Her old servant Eurycleia told her, “I knew that Telemachus went to the mainland, but he ordered me not to tell you until at least ten or twelve days had passed. He didn’t want you to worry about him. Right now, bathe and put on fresh clothing, and then you may pray to Athena to protect your son. But please don’t make Laertes, an old man, worry about his grandson. He already has too much grief to bear.”
Penelope took her advice. Refreshed, she prayed to Athena, “Hear my prayer, bright-eyed goddess. If Odysseus has ever favored you, has ever sacrificed to you, save his and my son, Telemachus, from these suitors.” She then cried out in grief.

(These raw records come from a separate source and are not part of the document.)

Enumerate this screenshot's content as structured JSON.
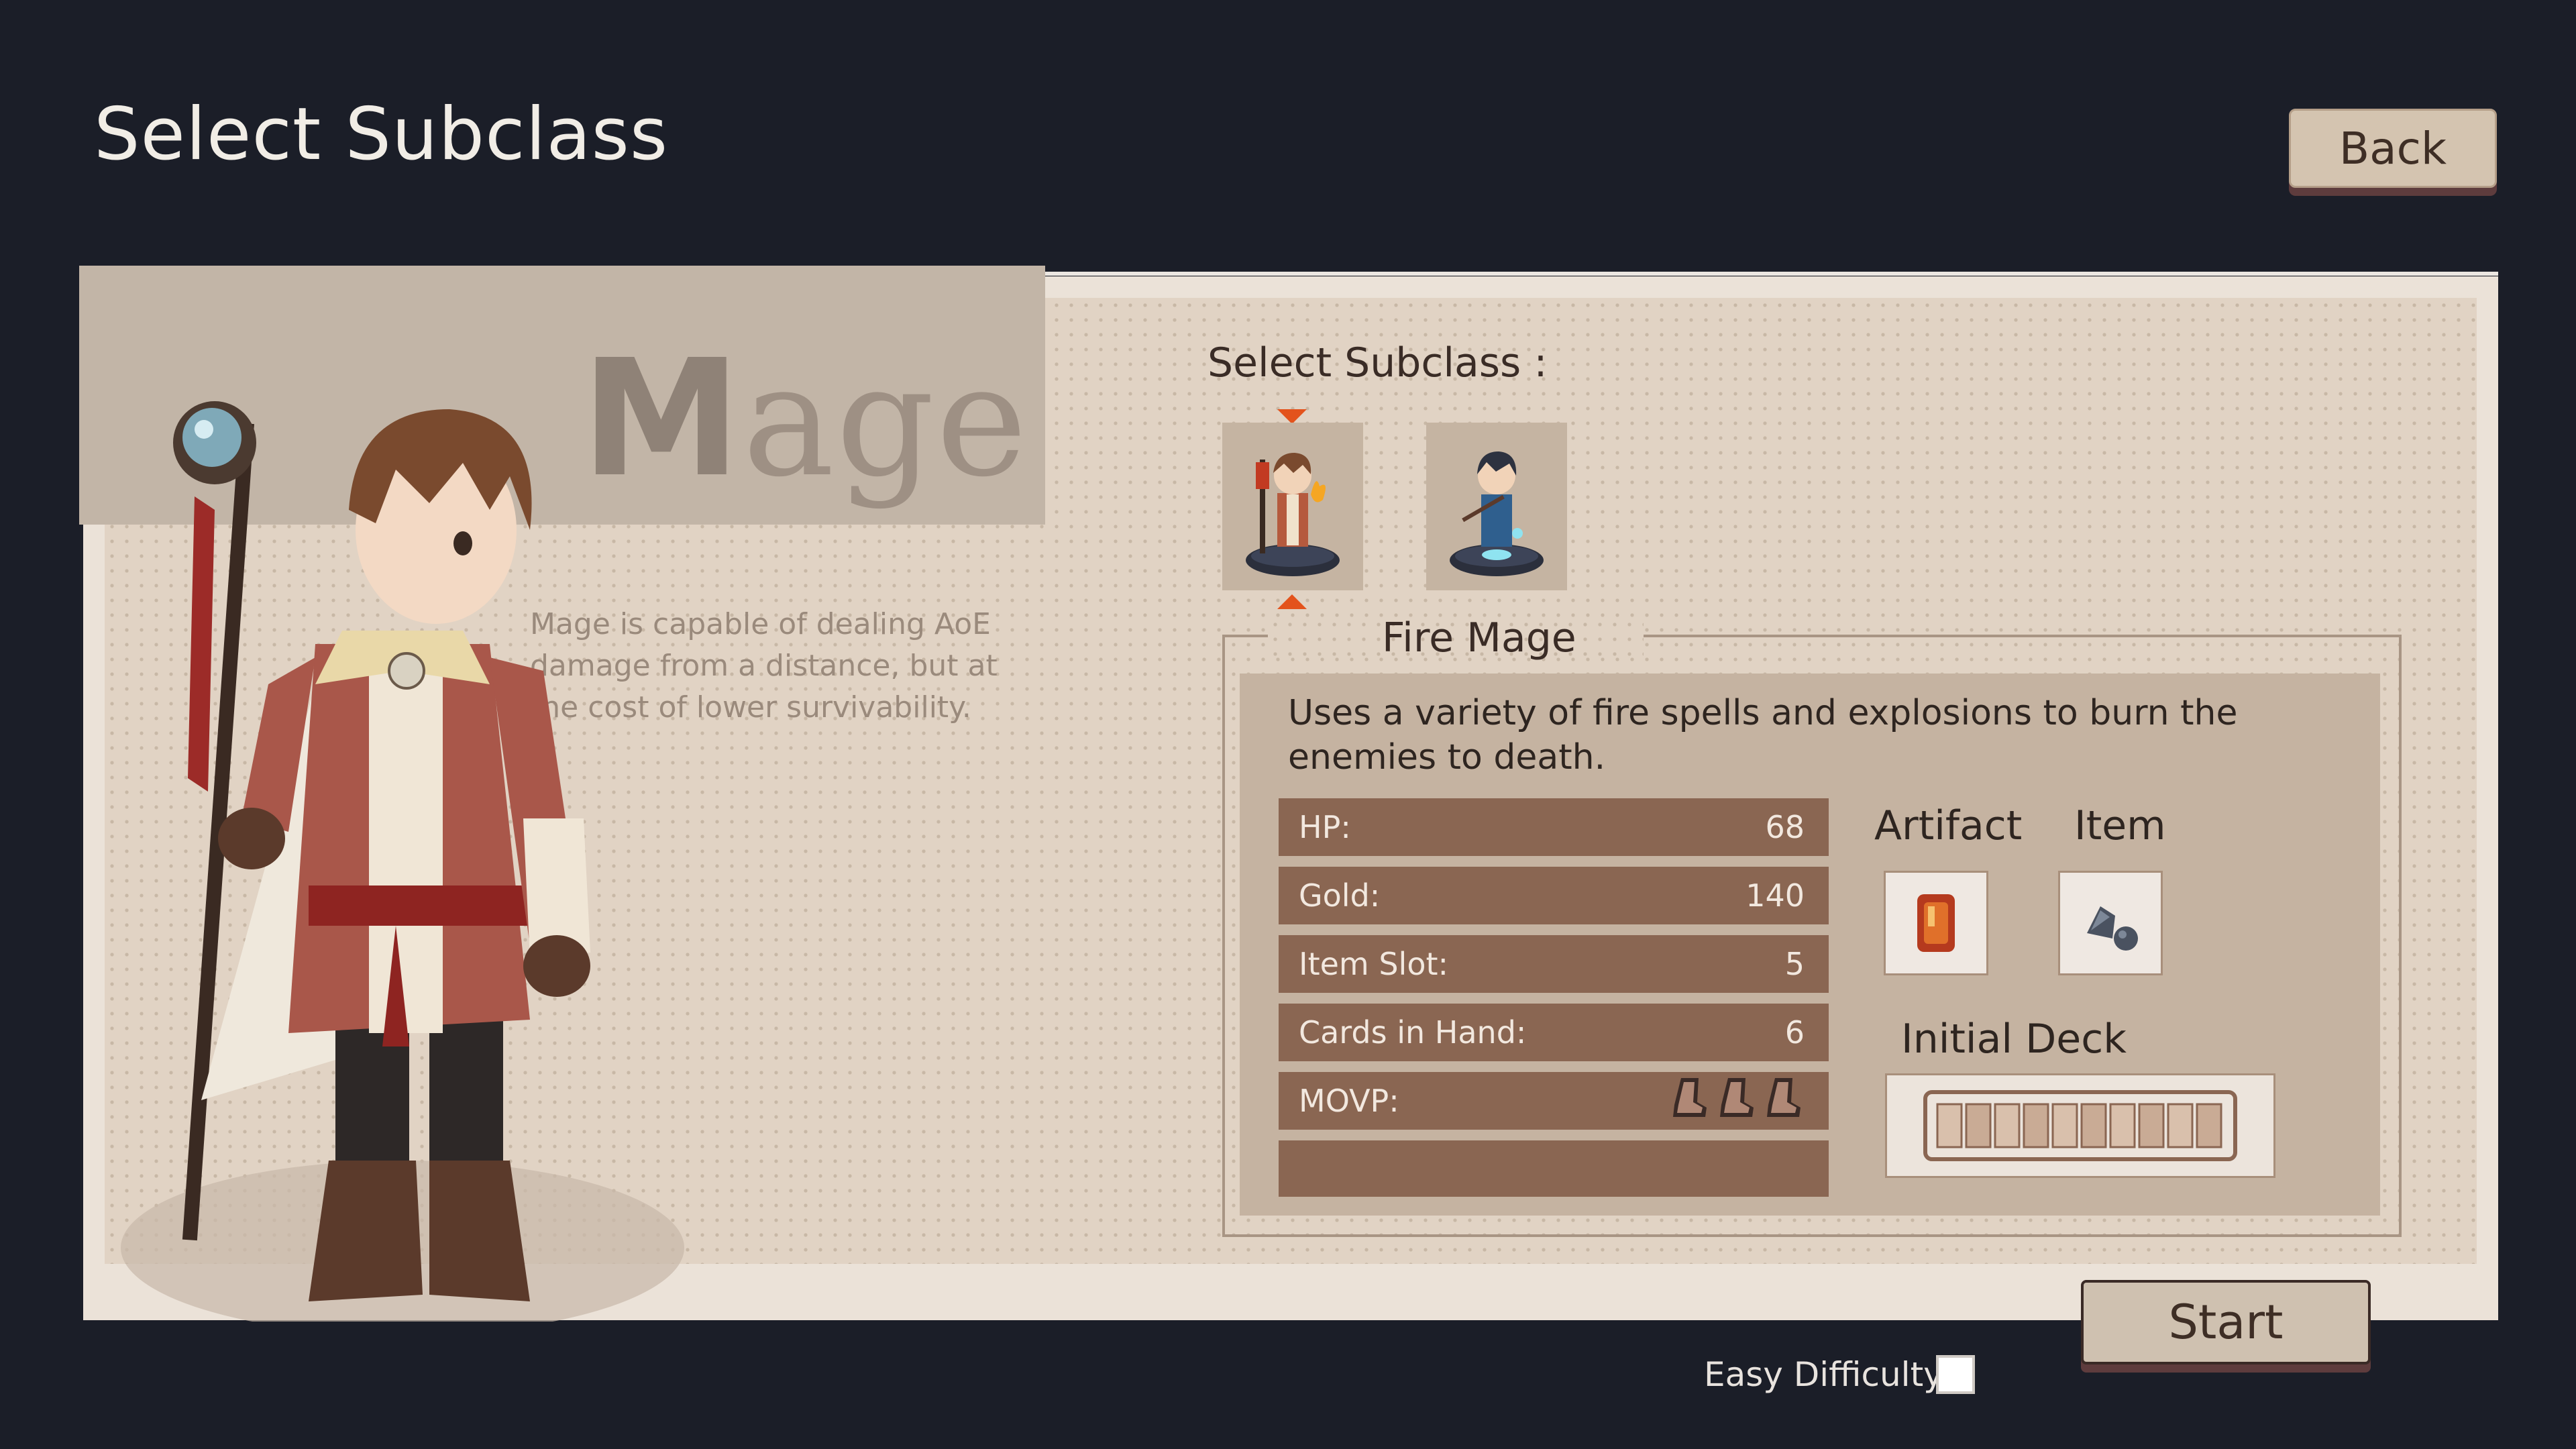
{
  "header": {
    "title": "Select Subclass",
    "back_label": "Back"
  },
  "class_panel": {
    "class_name": "Mage",
    "description": "Mage is capable of dealing AoE damage from a distance, but at the cost of lower survivability."
  },
  "subclass": {
    "heading": "Select Subclass :",
    "options": [
      {
        "icon": "fire-mage-figure",
        "selected": true
      },
      {
        "icon": "ice-mage-figure",
        "selected": false
      }
    ],
    "selected_name": "Fire Mage",
    "description": "Uses a variety of fire spells and explosions to burn the enemies to death."
  },
  "stats": [
    {
      "label": "HP:",
      "value": "68"
    },
    {
      "label": "Gold:",
      "value": "140"
    },
    {
      "label": "Item Slot:",
      "value": "5"
    },
    {
      "label": "Cards in Hand:",
      "value": "6"
    },
    {
      "label": "MOVP:",
      "value": 3,
      "icon": "boot-icon"
    }
  ],
  "loadout": {
    "artifact_label": "Artifact",
    "item_label": "Item",
    "deck_label": "Initial Deck",
    "artifact_icon": "red-gem-icon",
    "item_icon": "stones-icon",
    "deck_icon": "card-deck-icon"
  },
  "footer": {
    "start_label": "Start",
    "easy_label": "Easy Difficulty",
    "easy_checked": false
  },
  "colors": {
    "background": "#1b1e28",
    "stat_bar": "#8a6652",
    "selection_arrow": "#e3531c",
    "button_shadow": "#5e3c3d"
  }
}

One of the suitors in the Great Hall heard the cry of sorrow and said, “Penelope is preparing for her day of marriage. She knows that it is inevitable, and she does not know that we are going to kill her son.”
Antinous told him, “Shut up! Keep your mouth closed so that no one can learn about our ambush!”

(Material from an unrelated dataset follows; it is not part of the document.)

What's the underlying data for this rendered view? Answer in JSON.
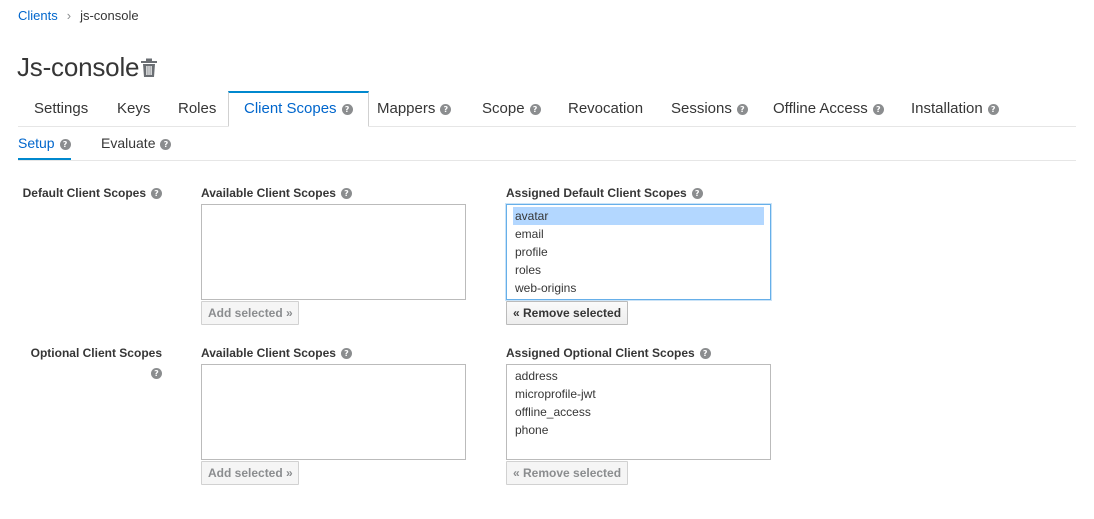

Antinous then chose twenty men. They armed themselves, boarded ship, and sailed out to set an ambush for Telemachus.
In her rooms, Penelope mourned and then slept. Athena saw her, and she thought of a way to help her. She created a phantom in the form of Iphthime, Penelope’s sister, to appear to Penelope in a dream.
The phantom said in the dream, “You need not mourn, Penelope. The gods have heard your prayer. Your son will return safe from his journey. The suitors’ ambush will not succeed. Telemachus has never offended the gods.”
In the dream, Penelope replied, “My life is troubled. My husband has been absent for twenty years, and now my son is in danger. The suitors plot to kill him.”
“Be strong and have courage,” the phantom replied. “Nothing will happen to Telemachus. He has a protector. The goddess Athena sails with him. She will take care of him. Athena knows what you are going through, and she sent me here to reassure you.”
“Can you tell me whether Odysseus is alive or dead?” Penelope asked.
“The gods do not tell all,” the phantom said and then departed.
Penelope felt much better after the dream, but Antinous and twenty armed men sailed to set up an ambush to kill Telemachus. They landed on a rocky island, and they waited for Telemachus to sail near so they could kill him.
So ends the Telemachy: a mini-epic starring Telemachus.
Copyright by Bruce D. Bruce; All Rights Reserved